The greater concern here is that it appears that IARC has been unduly influenced by anti-chemical activists who have persuaded it to take a politically popular hazard-based decision which is inconsistent with the weight of evidence and the underlying science. Agencies like IARC have an important role to play. It is shameful when that role is undermined by special interests for political objectives.
What others are saying about the IARC pesticide monograph:
Canadian toxicologist pans UN IARC glyphosate report claiming they made critical error interpreting his research data.
Drexel University College toxicologist writing on Dr. Oz’s website points out discrepancies in IARC’s classification of glyphosate as a possible carcinogen, claiming agency should confer with regulatory bodies and revisit their decision; says most farmers and their families whose urine was tested for glyphosate fell below Allowable Daily Intake levels
- Harvard Microbiology and Immunobiology Curriculum Fellow blogs for Scientific American on GMOs, he believes GE technology is still the best means of feeding the world, points out that glyphosate is not as risky as the alternatives
- University of Wyoming plant scientist conducts literature review to better understand IARC classification of glyphosate as probable carcinogen, argues data doesn’t support decision
- GMO Answers points out many flaws in the recent IARC review which lists glyphosate as a probable carcinogen
- Forbes – Henry Miller questions methodology behind IARC classifications of glyphosate, four other pesticides as possibly or probably carcinogenic due to evaluation of potential hazard versus actual risk of toxicity; previews review of three more pesticides in June

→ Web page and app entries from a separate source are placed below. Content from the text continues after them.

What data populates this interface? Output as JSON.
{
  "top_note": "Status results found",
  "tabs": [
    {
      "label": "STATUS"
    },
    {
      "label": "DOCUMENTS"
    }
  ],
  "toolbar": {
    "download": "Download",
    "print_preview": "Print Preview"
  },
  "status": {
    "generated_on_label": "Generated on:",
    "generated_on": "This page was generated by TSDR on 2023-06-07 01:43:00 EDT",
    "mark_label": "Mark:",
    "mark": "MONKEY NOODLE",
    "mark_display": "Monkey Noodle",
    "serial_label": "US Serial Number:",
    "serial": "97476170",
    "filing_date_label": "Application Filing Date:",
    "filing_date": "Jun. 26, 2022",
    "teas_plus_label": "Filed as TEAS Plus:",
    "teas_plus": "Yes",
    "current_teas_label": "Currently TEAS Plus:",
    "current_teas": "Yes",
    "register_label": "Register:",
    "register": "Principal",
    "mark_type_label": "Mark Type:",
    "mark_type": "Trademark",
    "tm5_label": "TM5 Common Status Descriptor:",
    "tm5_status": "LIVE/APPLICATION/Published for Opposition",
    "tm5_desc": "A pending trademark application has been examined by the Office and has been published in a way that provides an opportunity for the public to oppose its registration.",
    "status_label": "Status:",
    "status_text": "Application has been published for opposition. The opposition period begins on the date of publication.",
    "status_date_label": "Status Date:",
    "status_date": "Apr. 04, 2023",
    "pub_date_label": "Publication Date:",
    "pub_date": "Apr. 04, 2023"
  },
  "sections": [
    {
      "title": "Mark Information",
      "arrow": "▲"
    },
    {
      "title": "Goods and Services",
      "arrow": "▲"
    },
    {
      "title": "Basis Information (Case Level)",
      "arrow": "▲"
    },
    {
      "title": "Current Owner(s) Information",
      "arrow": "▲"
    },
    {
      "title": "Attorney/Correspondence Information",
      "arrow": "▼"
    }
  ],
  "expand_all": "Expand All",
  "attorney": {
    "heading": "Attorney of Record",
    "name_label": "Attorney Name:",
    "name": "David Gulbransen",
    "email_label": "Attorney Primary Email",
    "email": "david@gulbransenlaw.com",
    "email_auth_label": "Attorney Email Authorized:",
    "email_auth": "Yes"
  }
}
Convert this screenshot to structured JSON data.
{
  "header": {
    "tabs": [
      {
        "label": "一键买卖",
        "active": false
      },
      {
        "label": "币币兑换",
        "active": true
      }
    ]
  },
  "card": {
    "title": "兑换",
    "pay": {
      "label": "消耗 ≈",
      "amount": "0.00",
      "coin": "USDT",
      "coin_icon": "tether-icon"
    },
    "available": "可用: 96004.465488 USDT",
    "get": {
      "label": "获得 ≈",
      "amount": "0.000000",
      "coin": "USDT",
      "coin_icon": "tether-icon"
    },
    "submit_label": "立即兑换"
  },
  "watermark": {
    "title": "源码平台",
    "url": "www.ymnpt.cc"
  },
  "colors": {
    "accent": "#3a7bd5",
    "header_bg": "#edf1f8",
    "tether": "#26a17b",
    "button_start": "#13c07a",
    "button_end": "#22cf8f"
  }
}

- EurActiv criticizes the recent IARC publication on glyphosate as an “anti-industry witch-hunt,” pointing to the large body of research which demonstrates glyphosate is not harmful to humans
- University of Edinburgh plant physiology professor, Scientific Alliance Scotland member explains IARC glyphosate classification refers to occupational exposure, claims effect is marginal
- Genetic Literacy Project Andrew Porterfield criticizes IARC report that lists glyphosate as a probable carcinogen, believes the IARC report is not any cause for alarm, reaffirms the relative safety of glyphosate for humans
- Scientific Alliance member argues absence of public alarm suggests IARC glyphosate carcinogen classification is unimportant, likely affirmed preconceived notions of pesticide risks
- Gizmodo contributor says IARC did not find evidence of links between glyphosate and cancer despite ruling of chemical as ‘probable’ carcinogenic, noting scientific criticism of decision
- American Council on Science and Health criticizes Mark Bittman’s “rant” on GMO labeling and glyphosate’s updated IARC classification
- Reason.com predicts IARC’s ‘scientifically misbegotten’ ruling that glyphosate is a probable carcinogen will spur additional efforts from anti-biotech activists due to the chemical’s use on GM crops
- Real Agriculture criticizes recent media coverage of IARC pesticide carcinogenicity review, encourages readers to explore the full context before jumping to conclusions